** Instructions for the task **
All entries must be returned precisely as they appear.

** Provided data **
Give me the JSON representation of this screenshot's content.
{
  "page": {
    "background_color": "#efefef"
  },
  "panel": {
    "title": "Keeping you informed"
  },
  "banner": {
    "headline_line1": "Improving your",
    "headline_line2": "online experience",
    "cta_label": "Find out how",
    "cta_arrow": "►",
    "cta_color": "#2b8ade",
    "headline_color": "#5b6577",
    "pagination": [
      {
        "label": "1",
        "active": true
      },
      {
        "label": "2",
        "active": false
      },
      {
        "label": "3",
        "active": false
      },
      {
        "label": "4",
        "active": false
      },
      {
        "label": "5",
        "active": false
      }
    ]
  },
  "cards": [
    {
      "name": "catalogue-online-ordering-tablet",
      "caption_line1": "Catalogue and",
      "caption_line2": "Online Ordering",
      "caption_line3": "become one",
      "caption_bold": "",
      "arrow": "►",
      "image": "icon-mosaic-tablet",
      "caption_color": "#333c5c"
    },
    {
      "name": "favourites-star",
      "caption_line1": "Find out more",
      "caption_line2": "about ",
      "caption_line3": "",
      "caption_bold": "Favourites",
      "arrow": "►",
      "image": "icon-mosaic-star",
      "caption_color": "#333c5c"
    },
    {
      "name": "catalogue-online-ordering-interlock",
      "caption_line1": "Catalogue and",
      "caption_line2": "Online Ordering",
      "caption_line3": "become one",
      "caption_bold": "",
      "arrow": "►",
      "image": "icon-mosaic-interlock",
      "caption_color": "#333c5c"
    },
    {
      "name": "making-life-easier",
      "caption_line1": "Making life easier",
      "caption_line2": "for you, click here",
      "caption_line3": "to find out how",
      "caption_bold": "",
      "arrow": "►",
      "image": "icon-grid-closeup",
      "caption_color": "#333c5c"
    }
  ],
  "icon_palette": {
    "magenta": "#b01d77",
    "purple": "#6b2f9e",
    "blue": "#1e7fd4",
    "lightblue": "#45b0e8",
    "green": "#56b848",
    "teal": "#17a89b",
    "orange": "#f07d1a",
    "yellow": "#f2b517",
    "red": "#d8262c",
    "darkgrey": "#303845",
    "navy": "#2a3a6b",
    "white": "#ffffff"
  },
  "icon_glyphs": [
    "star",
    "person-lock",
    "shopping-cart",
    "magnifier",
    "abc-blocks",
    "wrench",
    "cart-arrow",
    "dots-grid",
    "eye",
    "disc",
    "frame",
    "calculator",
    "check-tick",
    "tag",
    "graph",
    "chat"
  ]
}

** Task solution **
Give me the JSON representation of this screenshot's content.
{
  "page": {
    "background_color": "#efefef"
  },
  "panel": {
    "title": "Keeping you informed"
  },
  "banner": {
    "headline_line1": "Improving your",
    "headline_line2": "online experience",
    "cta_label": "Find out how",
    "cta_arrow": "►",
    "cta_color": "#2b8ade",
    "headline_color": "#5b6577",
    "pagination": [
      {
        "label": "1",
        "active": true
      },
      {
        "label": "2",
        "active": false
      },
      {
        "label": "3",
        "active": false
      },
      {
        "label": "4",
        "active": false
      },
      {
        "label": "5",
        "active": false
      }
    ]
  },
  "cards": [
    {
      "name": "catalogue-online-ordering-tablet",
      "caption_line1": "Catalogue and",
      "caption_line2": "Online Ordering",
      "caption_line3": "become one",
      "caption_bold": "",
      "arrow": "►",
      "image": "icon-mosaic-tablet",
      "caption_color": "#333c5c"
    },
    {
      "name": "favourites-star",
      "caption_line1": "Find out more",
      "caption_line2": "about ",
      "caption_line3": "",
      "caption_bold": "Favourites",
      "arrow": "►",
      "image": "icon-mosaic-star",
      "caption_color": "#333c5c"
    },
    {
      "name": "catalogue-online-ordering-interlock",
      "caption_line1": "Catalogue and",
      "caption_line2": "Online Ordering",
      "caption_line3": "become one",
      "caption_bold": "",
      "arrow": "►",
      "image": "icon-mosaic-interlock",
      "caption_color": "#333c5c"
    },
    {
      "name": "making-life-easier",
      "caption_line1": "Making life easier",
      "caption_line2": "for you, click here",
      "caption_line3": "to find out how",
      "caption_bold": "",
      "arrow": "►",
      "image": "icon-grid-closeup",
      "caption_color": "#333c5c"
    }
  ],
  "icon_palette": {
    "magenta": "#b01d77",
    "purple": "#6b2f9e",
    "blue": "#1e7fd4",
    "lightblue": "#45b0e8",
    "green": "#56b848",
    "teal": "#17a89b",
    "orange": "#f07d1a",
    "yellow": "#f2b517",
    "red": "#d8262c",
    "darkgrey": "#303845",
    "navy": "#2a3a6b",
    "white": "#ffffff"
  },
  "icon_glyphs": [
    "star",
    "person-lock",
    "shopping-cart",
    "magnifier",
    "abc-blocks",
    "wrench",
    "cart-arrow",
    "dots-grid",
    "eye",
    "disc",
    "frame",
    "calculator",
    "check-tick",
    "tag",
    "graph",
    "chat"
  ]
}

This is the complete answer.